While the Flak 2.0 glasses don't offer the same level of protection as the supersize Jawbreakers, the smaller lenses (38mm tall) still provide good shielding for the eyes, whether it's from bright sunlight or dirt and stones from road or trail. And to be fair to Oakley, the Flaks aren't cycling-specific glasses, they can be used for a number of sports.
At 26g, they're also lighter than the Jawbreaker, and that is noticeable when you wear them. The rubber (Unobtanium in Oakley speak) ear socks and nose pads keep the glasses firmly on the face, and even during sweaty or rain-soaked rides, they didn't slip or move out of place.
The Prizm lenses boost saturation and contrast and offer outstanding clarity. They cover a wide range of conditions, from overcast rides to brighter sunlit days, and copes with a mix of light conditions and variable light levels.
And how much is Oakley charging for these new glasses? They start at £130, with loads of options available and prices hiking up to £170. The Prizm version costs £140. Yes, that's mightily expensive for glasses, especially when Aldi will sell you a pair for £4.99 (though not so bad if you compare them with the Uvex Variotronics tested recently). But Oakley is a lifestyle brand and, despite those high prices, they continue to be highly desirable.
I liked the fit, comfort, light weight and styling of the Flak 2.0 glasses, and for general purpose riding and other sports (mountain biking, running), they're a good choice.
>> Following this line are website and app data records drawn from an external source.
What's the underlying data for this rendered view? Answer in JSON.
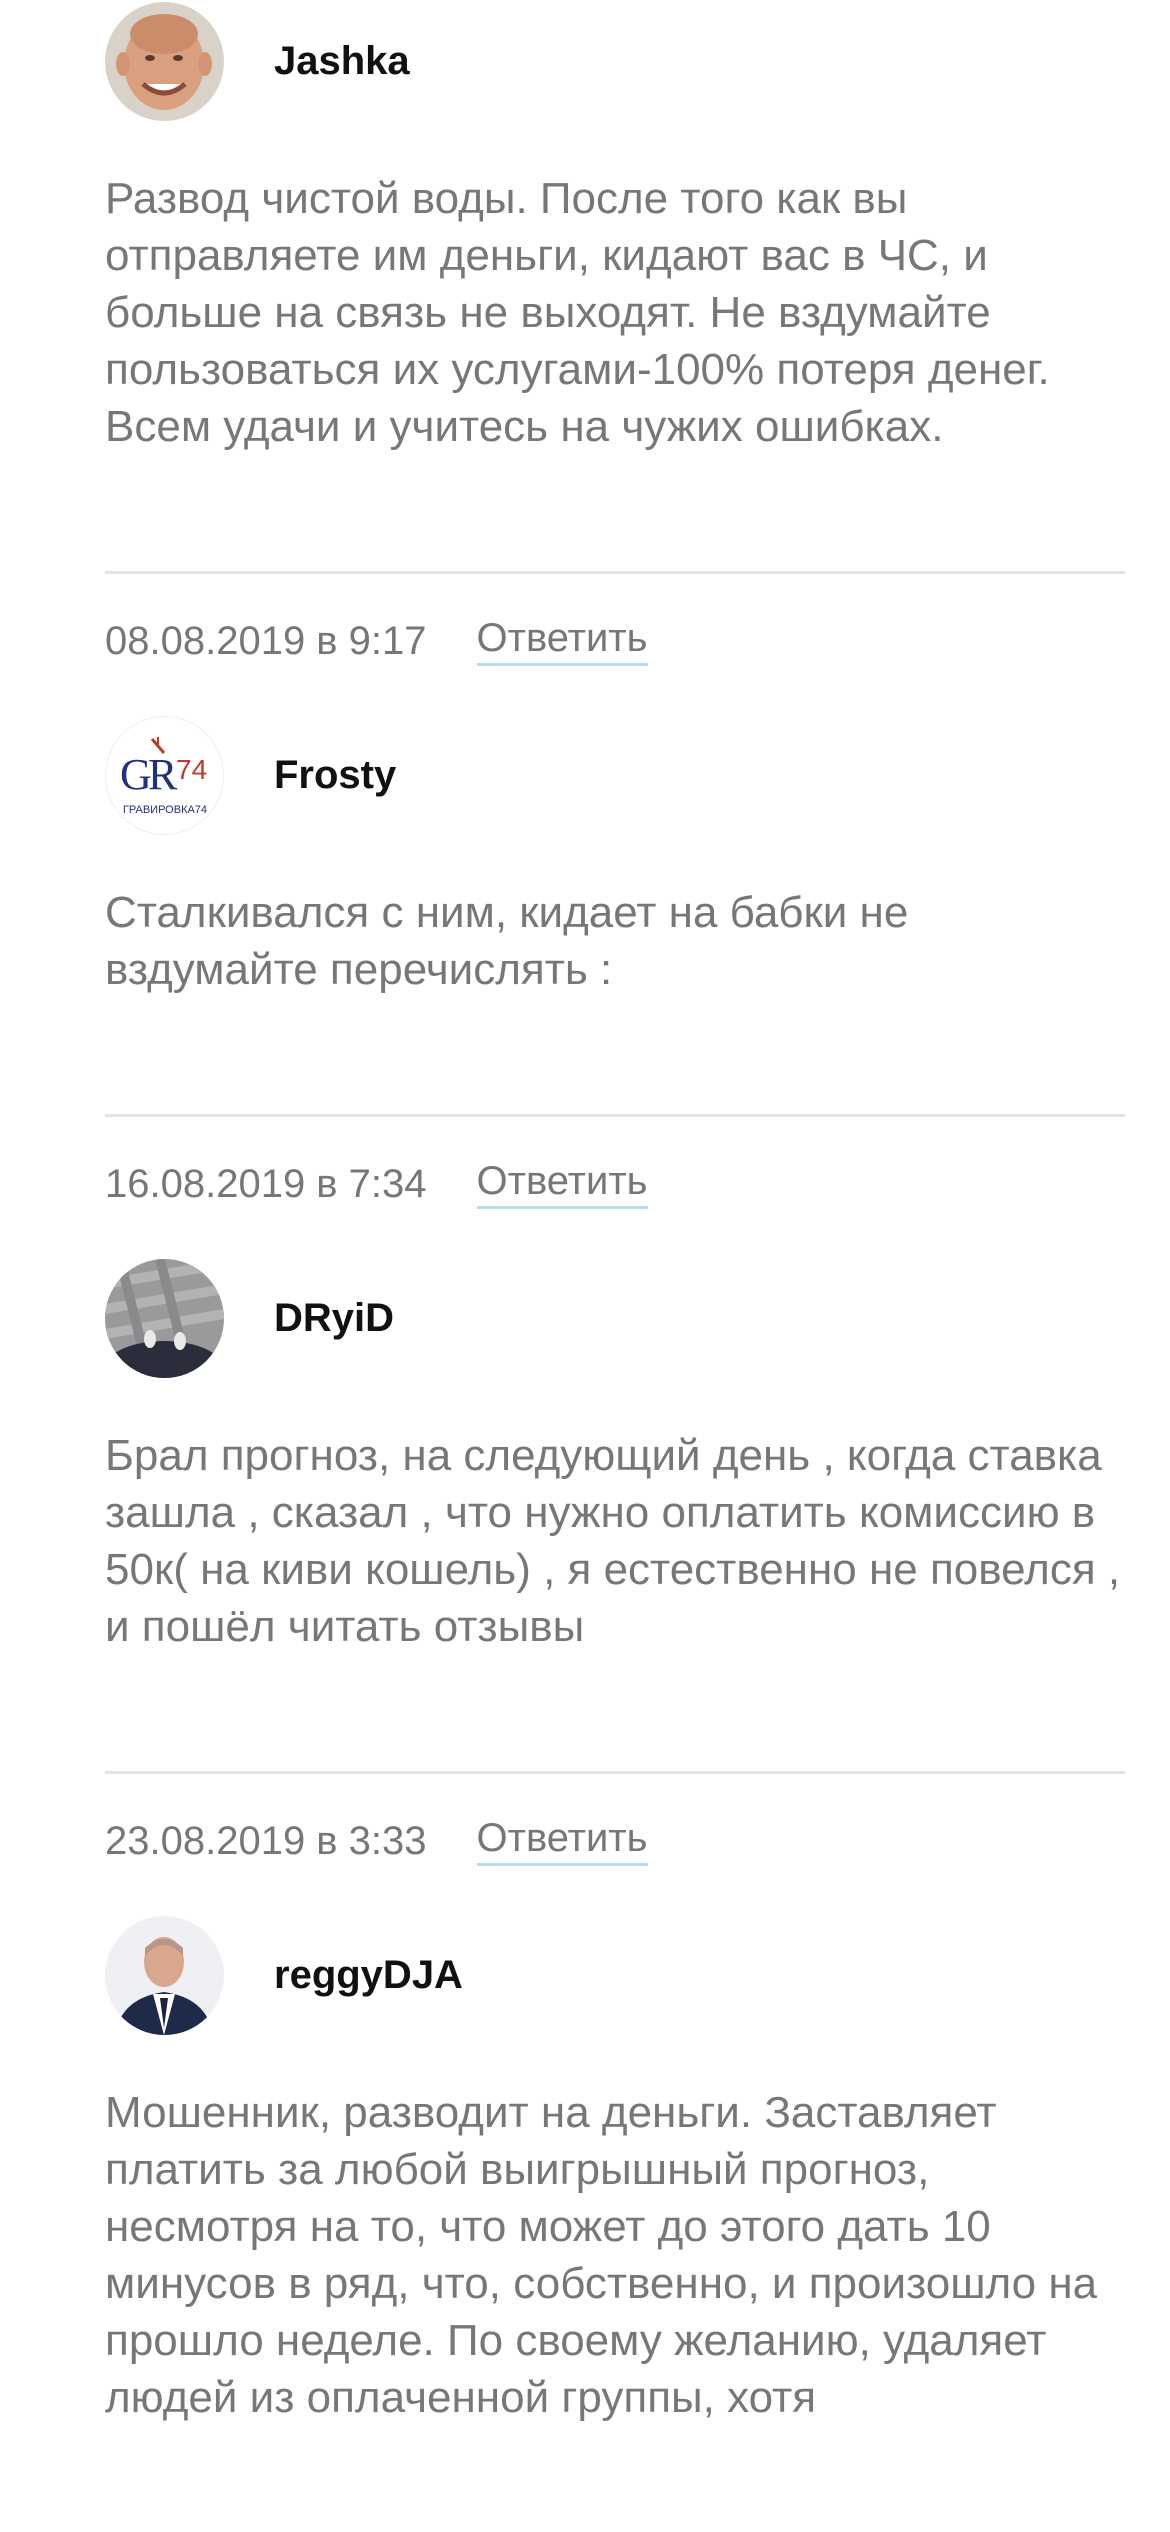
{
  "reply_label": "Ответить",
  "comments": [
    {
      "author": "Jashka",
      "text": "Развод чистой воды. После того как вы отправляете им деньги, кидают вас в ЧС, и больше на связь не выходят. Не вздумайте пользоваться их услугами-100% потеря денег. Всем удачи и учитесь на чужих ошибках.",
      "date": "08.08.2019 в 9:17"
    },
    {
      "author": "Frosty",
      "avatar_text": "ГРАВИРОВКА74",
      "text": "Сталкивался с ним, кидает на бабки не вздумайте перечислять :",
      "date": "16.08.2019 в 7:34"
    },
    {
      "author": "DRyiD",
      "text": "Брал прогноз, на следующий день , когда ставка зашла , сказал , что нужно оплатить комиссию в 50к( на киви кошель) , я естественно не повелся , и пошёл читать отзывы",
      "date": "23.08.2019 в 3:33"
    },
    {
      "author": "reggyDJA",
      "text": "Мошенник, разводит на деньги. Заставляет платить за любой выигрышный прогноз, несмотря на то, что может до этого дать 10 минусов в ряд, что, собственно, и произошло на прошло неделе. По своему желанию, удаляет людей из оплаченной группы, хотя"
    }
  ],
  "colors": {
    "body_text": "#777777",
    "author_text": "#111111",
    "divider": "#e3e3e3",
    "link_underline": "#b8dcef"
  }
}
For more performance cycling – by which I mean head-down-chasing-the-wheel-in-front sort – I prefer the Jawbreaker simply because of the increased coverage and higher positioning of the frame, which reduces vision obstruction.
Comfortable and light glasses with excellent lenses but big price tag
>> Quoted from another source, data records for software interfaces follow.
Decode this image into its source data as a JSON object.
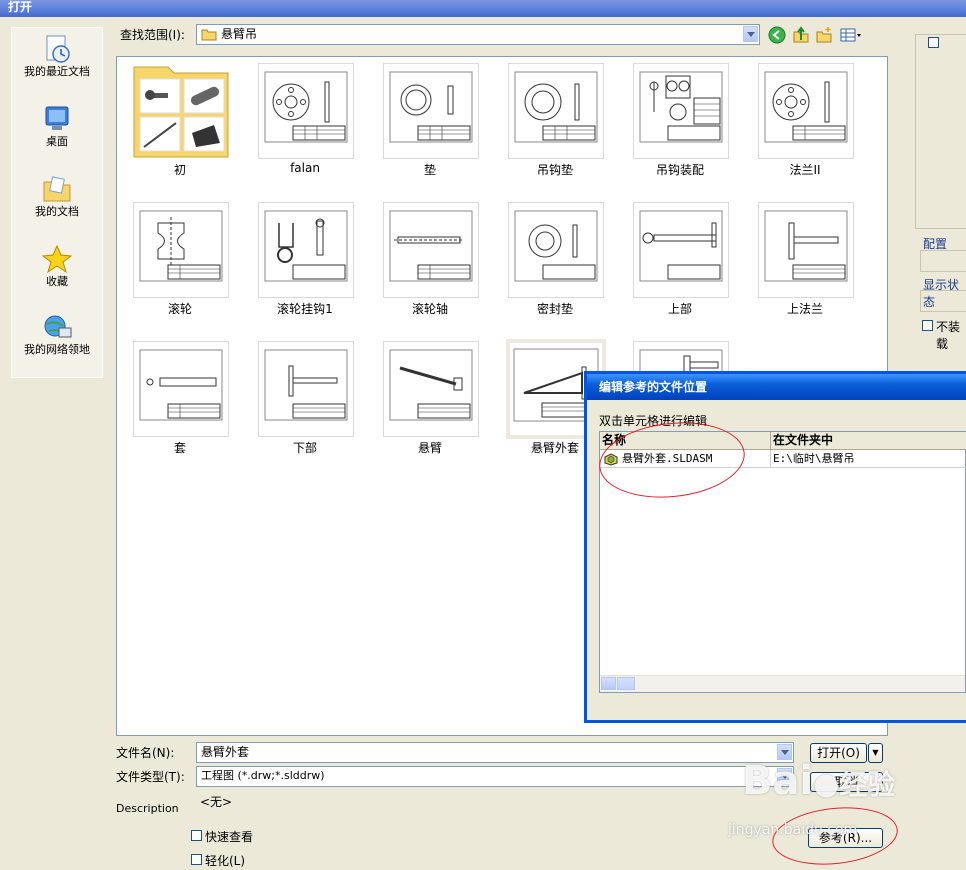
{
  "window": {
    "title": "打开"
  },
  "places": [
    {
      "label": "我的最近文档",
      "icon": "recent-documents-icon"
    },
    {
      "label": "桌面",
      "icon": "desktop-icon"
    },
    {
      "label": "我的文档",
      "icon": "my-documents-icon"
    },
    {
      "label": "收藏",
      "icon": "favorites-star-icon"
    },
    {
      "label": "我的网络领地",
      "icon": "network-places-icon"
    }
  ],
  "lookin": {
    "label": "查找范围(I):",
    "value": "悬臂吊"
  },
  "files": [
    {
      "name": "初",
      "type": "folder"
    },
    {
      "name": "falan",
      "type": "drawing"
    },
    {
      "name": "垫",
      "type": "drawing"
    },
    {
      "name": "吊钩垫",
      "type": "drawing"
    },
    {
      "name": "吊钩装配",
      "type": "drawing"
    },
    {
      "name": "法兰II",
      "type": "drawing"
    },
    {
      "name": "滚轮",
      "type": "drawing"
    },
    {
      "name": "滚轮挂钩1",
      "type": "drawing"
    },
    {
      "name": "滚轮轴",
      "type": "drawing"
    },
    {
      "name": "密封垫",
      "type": "drawing"
    },
    {
      "name": "上部",
      "type": "drawing"
    },
    {
      "name": "上法兰",
      "type": "drawing"
    },
    {
      "name": "套",
      "type": "drawing"
    },
    {
      "name": "下部",
      "type": "drawing"
    },
    {
      "name": "悬臂",
      "type": "drawing"
    },
    {
      "name": "悬臂外套",
      "type": "drawing",
      "selected": true
    },
    {
      "name": "",
      "type": "drawing"
    }
  ],
  "filename": {
    "label": "文件名(N):",
    "value": "悬臂外套"
  },
  "filetype": {
    "label": "文件类型(T):",
    "value": "工程图 (*.drw;*.slddrw)"
  },
  "description": {
    "label": "Description",
    "value": "<无>"
  },
  "buttons": {
    "open": "打开(O)",
    "cancel": "取消",
    "references": "参考(R)..."
  },
  "checkboxes": {
    "quick_view": "快速查看",
    "lightweight": "轻化(L)"
  },
  "right_panel": {
    "config": "配置",
    "display_state": "显示状态",
    "no_load": "不装载"
  },
  "refs_dialog": {
    "title": "编辑参考的文件位置",
    "hint": "双击单元格进行编辑",
    "columns": [
      "名称",
      "在文件夹中"
    ],
    "rows": [
      {
        "name": "悬臂外套.SLDASM",
        "folder": "E:\\临时\\悬臂吊"
      }
    ]
  },
  "watermark": {
    "brand": "Bai",
    "brand2": "经验",
    "url": "jingyan.baidu.com"
  },
  "colors": {
    "title_blue": "#0054e3",
    "annotation_red": "#d9232e"
  }
}
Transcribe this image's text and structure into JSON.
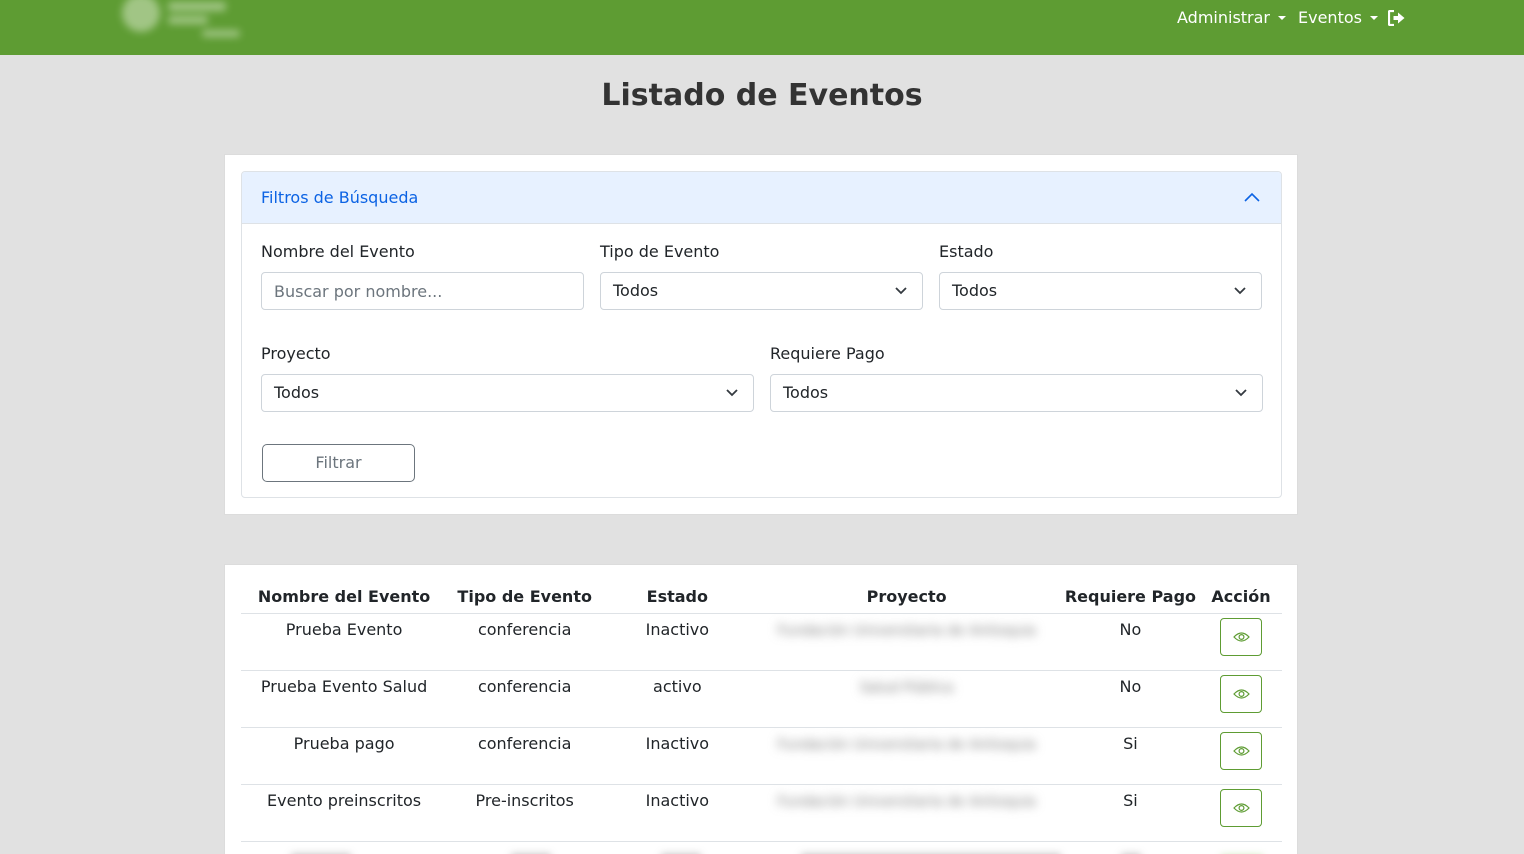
{
  "navbar": {
    "menu": [
      {
        "label": "Administrar"
      },
      {
        "label": "Eventos"
      }
    ],
    "logout_icon": "sign-out-icon",
    "logo_icon": "institution-logo"
  },
  "page": {
    "title": "Listado de Eventos"
  },
  "filters": {
    "header": "Filtros de Búsqueda",
    "nombre_label": "Nombre del Evento",
    "nombre_placeholder": "Buscar por nombre...",
    "nombre_value": "",
    "tipo_label": "Tipo de Evento",
    "tipo_value": "Todos",
    "estado_label": "Estado",
    "estado_value": "Todos",
    "proyecto_label": "Proyecto",
    "proyecto_value": "Todos",
    "pago_label": "Requiere Pago",
    "pago_value": "Todos",
    "filtrar_label": "Filtrar"
  },
  "table": {
    "headers": [
      "Nombre del Evento",
      "Tipo de Evento",
      "Estado",
      "Proyecto",
      "Requiere Pago",
      "Acción"
    ],
    "rows": [
      {
        "nombre": "Prueba Evento",
        "tipo": "conferencia",
        "estado": "Inactivo",
        "proyecto": "Fundación Universitaria de Antioquia",
        "pago": "No"
      },
      {
        "nombre": "Prueba Evento Salud",
        "tipo": "conferencia",
        "estado": "activo",
        "proyecto": "Salud Pública",
        "pago": "No"
      },
      {
        "nombre": "Prueba pago",
        "tipo": "conferencia",
        "estado": "Inactivo",
        "proyecto": "Fundación Universitaria de Antioquia",
        "pago": "Si"
      },
      {
        "nombre": "Evento preinscritos",
        "tipo": "Pre-inscritos",
        "estado": "Inactivo",
        "proyecto": "Fundación Universitaria de Antioquia",
        "pago": "Si"
      }
    ],
    "action_icon": "eye-icon"
  },
  "colors": {
    "navbar": "#5e9c33",
    "background": "#e1e1e1",
    "accordion_header": "#e7f1ff",
    "accordion_text": "#0c63e4"
  }
}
road.cc test report
Make and model: Oakley Flak 2.0
Size tested: black
Tell us what the product is for, and who it's aimed at. What do the manufacturers say about it? How does that compare to your own feelings about it?
ENHANCED LENS COVERAGE EXTENDS YOUR PERIPHERAL VIEW TO IMPROVE PROTECTION AGAINST SUN, WIND, AND IMPACT
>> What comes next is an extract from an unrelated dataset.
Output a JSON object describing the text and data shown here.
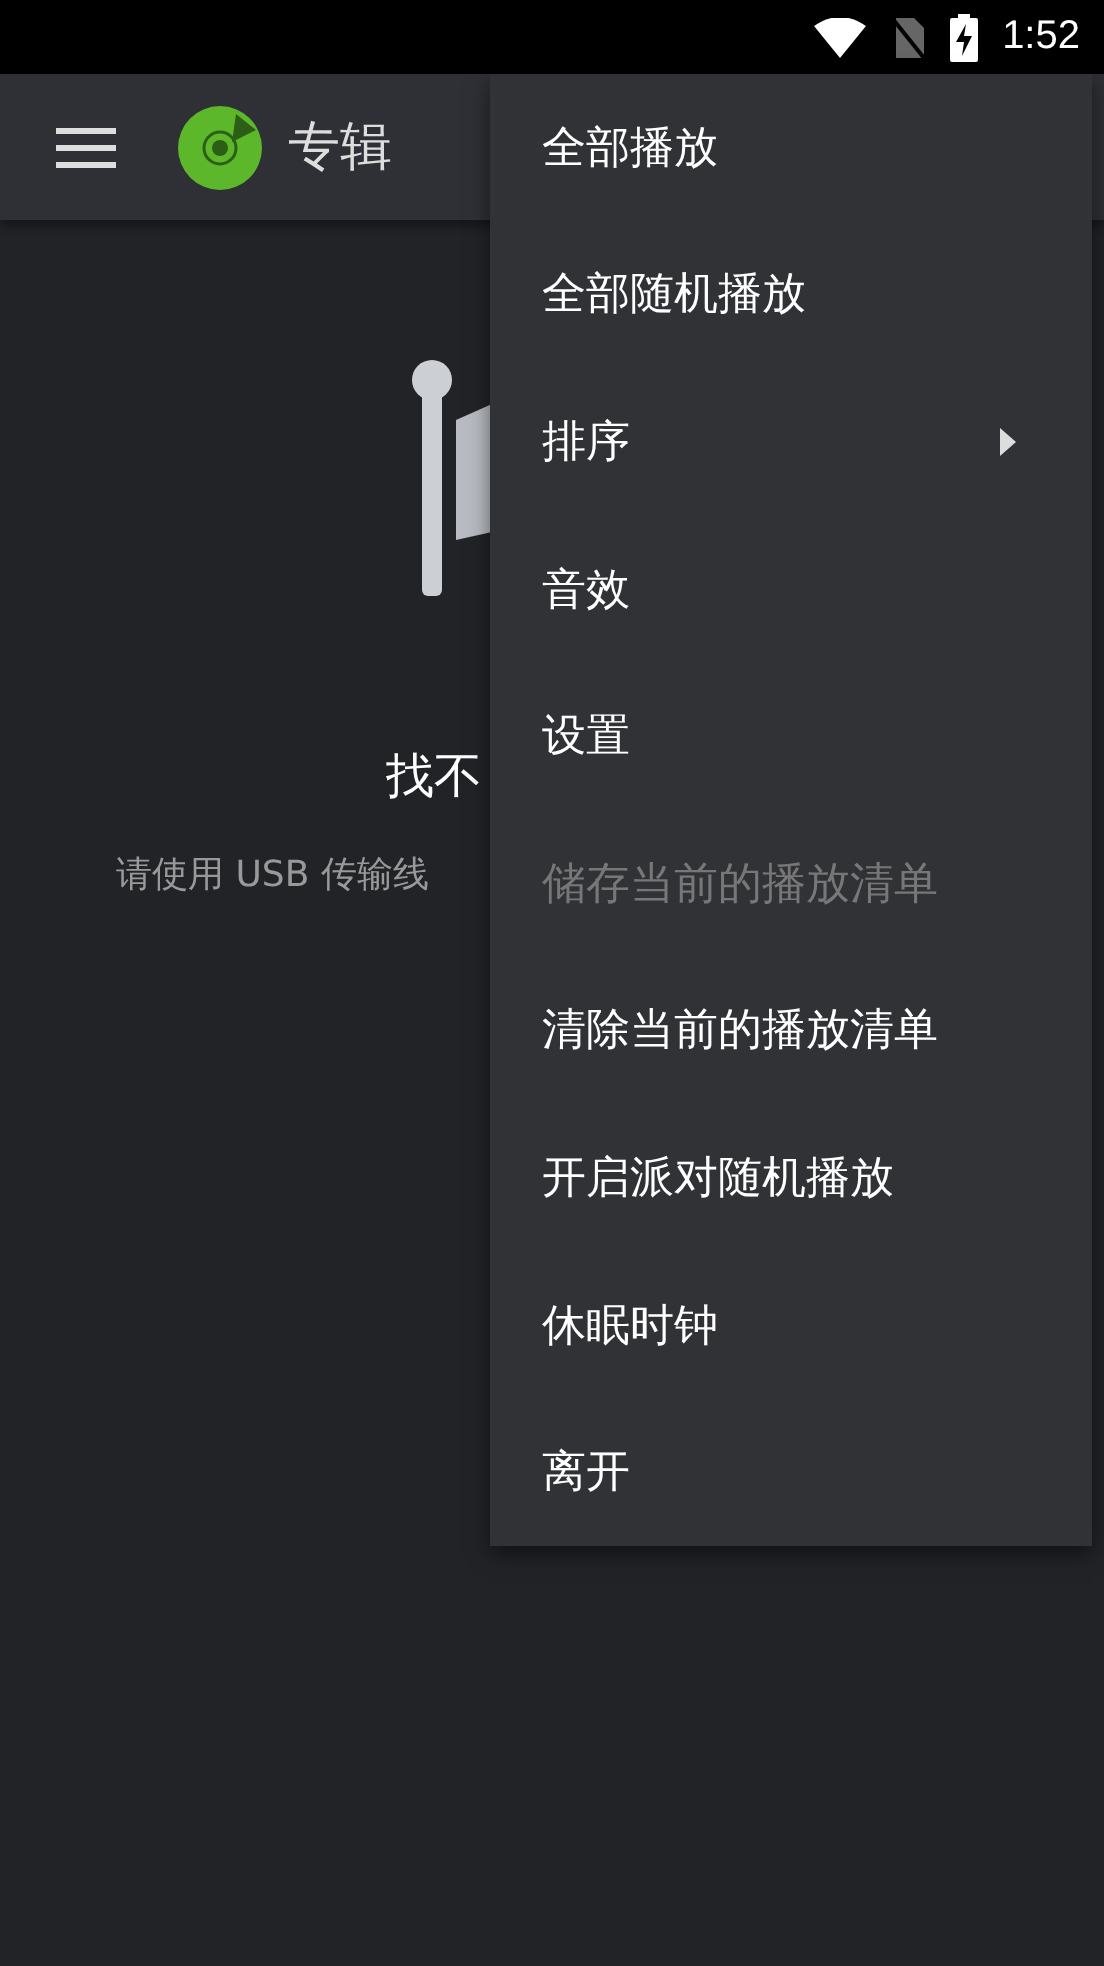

UNOBTANIUM EARSOCKS AND NOSEPADS KEEP GLASSES IN PLACE, INCREASING GRIP DESPITE PERSPIRATION
PATENTED HIGH DEFINITION OPTICS® (HDO®) PROVIDES SUPERIOR OPTICAL CLARITY AND RAZOR-SHARP VISION AT EVERY ANGL
O-MATTER™ STRESS-RESISTANT FRAME MATERIAL IS BOTH LIGHTWEIGHT AND DURABLE FOR ALL-DAY COMFORT AND PROTECTION
Tell us some more about the technical aspects of the product?
Oakley says: "Oakley engineering takes performance to the next level and brings style along for the ride. Flak 2.0 offers a standard size frame with enhanced lens coverage, and every millimetre of the lens is optimised with High Definition Optics in a ruggedly durable yet lightweight design. Designed to push your limits with patented XYZ Optics for razor sharp clarity and secure grip of Unobtanium.
"The Flak 2.0 is suitable for trail running, cycling, climbing & golf."
Good multisport performance sunglasses.
They're £140. You can make up your own mind if you think they're value for money...
Tell us how the product performed overall when used for its designed purpose
For cycling, they work well but they're overshadowed by the better performance of the Jawbreakers. Throw in some mountain biking, running and other sports, though, and the Flak 2.0 make a lot of sense.
Tell us what you particularly liked about the product
Comfortable fit and light weight. The Prizm lens.
Tell us what you particularly disliked about the product
Not as much coverage as the Jawbreakers. And the price.
Did you enjoy using the product? Yes
Would you consider buying the product? I'd need a pay rise first...
Would you recommend the product to a friend? Maybe
Use this box to explain your score
Really comfortable glasses with great lenses, but don't expect value for money – if you want cheaper, there are many more affordable glasses available, these aren't them.
About the tester
I usually ride: My best bike is:
I've been riding for: 10-20 years I ride: Every day I would class myself as: Expert
I regularly do the following types of riding: road racing, time trialling, cyclo-cross, commuting, touring, mountain biking
David has worked on the road.cc tech team since July 2012. Previously he was editor of Bikemagic.com and before that staff writer at RCUK. He's a seasoned cyclist of all disciplines, from road to mountain biking, touring to cyclo-cross, he only wishes he had time to ride them all. He's mildly competitive, though he'll never admit it, and is a frequent road racer but is too lazy to do really well. He currently resides in the Cotswolds.